Brian GlanvilleThe saddening death of an old acquaintance Giorgio Chinaglia evoked so many memories.

It was an astonishing career, begun obscurely in South Wales where he once was obliged (by club fines) to steal milk bottles from doorsteps for his breakfast, to triumphs with Lazio and the 1974 Campionato thanks largely to his goals, to disgrace in the subsequent World Cup in Europe. Thence to supreme success with the New York Cosmos in the USA where he scored goals ad lib, became the favourite of the co-owner Steve Ross, who made him President; and still the centre forward. Nor was Giorgio finished there for back he would go to Rome to become for a time the owner of Lazio with an apartment in the beautiful, much coveted Piazza di Spagna. It was a bit too good to last. In the USA was much resentment among Italo-American businessmen who had subsidised his take over at Lazio but now found themselves cast into the cold.

Then Giorgio found himself facing charges of financial malfeasance, with the result that he had to make a somewhat ignominious return to the USA and was obliged to stay there. Somewhat consoled by a successful radio programme, on which I was occasionally included.

He could scarcely have had a less promising beginning in professional football. He had arrived in Cardiff as a boy, son of an explosive father, who had worked in the marble quarries of Carrara in Tuscany; where tough men were a byword. Some of whom had been used by the fascist dictator Benito Mussolini to quell strikes in places such as Genoa.

Tall and strong, Giorgio was taken on board by Swansea Town, as it then was, but constantly at odds with Lucas the manager he scarcely ever got a first team game. On one occasion it was recorded his father invaded the manager’s office swinging an axe. In due course, he took Giorgio, by now the big strong centre forward with a ferocious right foot which he would always be remembered, back to Italy where with a short spell at a club from his birth place and another in Serie C with Inter Napoli, he showed his promise and prowess, to be taken on by Lazio.

There he would become a major hero, all those goals bringing at long last the Campionato in season 1973/4. It was logical enough that he should then be picked to lead the Italy attack in West Germany but everything went badly wrong at the first hurdle in Munich. Facing the unfancied Haiti team, Italy struggled painfully and Giorgio was substituted by the manager Ferruccio Valcareggi. He swore at Valcareggi as he left the field and back in the dressing room smashed a series of mineral water bottles, allegedly full though Giorgio said they were empty. It seemed inevitable that he’d be packed off home but the president and manager of Lazio flew to Munich and managed to secure him permission to stay.

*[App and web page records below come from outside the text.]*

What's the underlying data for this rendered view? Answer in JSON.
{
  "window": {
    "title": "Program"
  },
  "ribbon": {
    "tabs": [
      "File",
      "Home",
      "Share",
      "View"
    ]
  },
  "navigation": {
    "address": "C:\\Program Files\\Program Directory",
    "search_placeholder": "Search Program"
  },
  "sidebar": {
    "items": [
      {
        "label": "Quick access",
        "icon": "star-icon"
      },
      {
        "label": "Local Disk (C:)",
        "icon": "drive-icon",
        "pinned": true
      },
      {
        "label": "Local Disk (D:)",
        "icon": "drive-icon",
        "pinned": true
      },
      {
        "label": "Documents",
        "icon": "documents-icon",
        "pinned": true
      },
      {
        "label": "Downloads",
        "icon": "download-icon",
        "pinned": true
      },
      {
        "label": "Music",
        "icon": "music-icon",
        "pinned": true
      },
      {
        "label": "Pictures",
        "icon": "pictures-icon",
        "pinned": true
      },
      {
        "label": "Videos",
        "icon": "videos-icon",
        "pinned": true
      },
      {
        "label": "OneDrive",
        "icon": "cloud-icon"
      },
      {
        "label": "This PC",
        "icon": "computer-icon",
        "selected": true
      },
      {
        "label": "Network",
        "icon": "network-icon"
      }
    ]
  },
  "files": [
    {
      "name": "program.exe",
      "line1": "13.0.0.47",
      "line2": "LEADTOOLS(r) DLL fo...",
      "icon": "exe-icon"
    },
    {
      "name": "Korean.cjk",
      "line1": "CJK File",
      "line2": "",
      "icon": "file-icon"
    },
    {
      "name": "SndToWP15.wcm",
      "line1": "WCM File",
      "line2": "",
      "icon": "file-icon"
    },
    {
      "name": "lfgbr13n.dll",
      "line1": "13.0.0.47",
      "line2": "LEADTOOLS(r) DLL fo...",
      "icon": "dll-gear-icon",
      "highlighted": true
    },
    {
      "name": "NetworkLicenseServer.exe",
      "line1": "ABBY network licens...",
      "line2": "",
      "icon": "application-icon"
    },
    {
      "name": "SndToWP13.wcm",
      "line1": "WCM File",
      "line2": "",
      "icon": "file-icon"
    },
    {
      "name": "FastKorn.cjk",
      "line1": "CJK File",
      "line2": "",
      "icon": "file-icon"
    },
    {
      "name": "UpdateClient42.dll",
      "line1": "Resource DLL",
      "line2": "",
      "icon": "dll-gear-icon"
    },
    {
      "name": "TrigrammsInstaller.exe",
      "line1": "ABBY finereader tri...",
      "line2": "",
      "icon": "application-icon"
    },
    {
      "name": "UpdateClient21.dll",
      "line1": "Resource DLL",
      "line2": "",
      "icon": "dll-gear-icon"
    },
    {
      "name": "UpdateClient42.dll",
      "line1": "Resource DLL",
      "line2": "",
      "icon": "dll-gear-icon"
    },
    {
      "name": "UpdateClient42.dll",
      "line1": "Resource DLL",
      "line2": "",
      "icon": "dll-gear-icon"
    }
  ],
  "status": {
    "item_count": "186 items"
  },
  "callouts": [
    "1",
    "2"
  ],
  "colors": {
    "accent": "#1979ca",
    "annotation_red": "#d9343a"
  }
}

Such was his lasting popularity among Lazio fans that when once he arrived by train at Stazione Termini to play for Cosmos in a friendly against his old club, hundreds of fans invaded the station.

I’ve a special memory of his coming to London in 1973 to commentate on Italian radio on the England-Italy World Cup qualifier. He took part in a somewhat abortive television programme filmed at the school, Pimlico, attended by my own four children one of whom Toby, was destined to play pro in Italy at 17 with Formia (juniors!) When Giorgio heard that my little Sunday team, Chelsea Casuals had a match coming, he demanded, “Is there a game for me?” I answered, “Yes, Toby’s away.” “How much?” he asked and I told him it would cost him 20 pence! So play he did, in midfield, at the Royal Hospital in the best of spirits.

Later in his Cosmos presidential office, he sipped Chivas Regal, and told me, “I’m coming again, I’m going to bring you a set of shirts, but I’m not going the pay the 20 pee!”

By Brian Glanville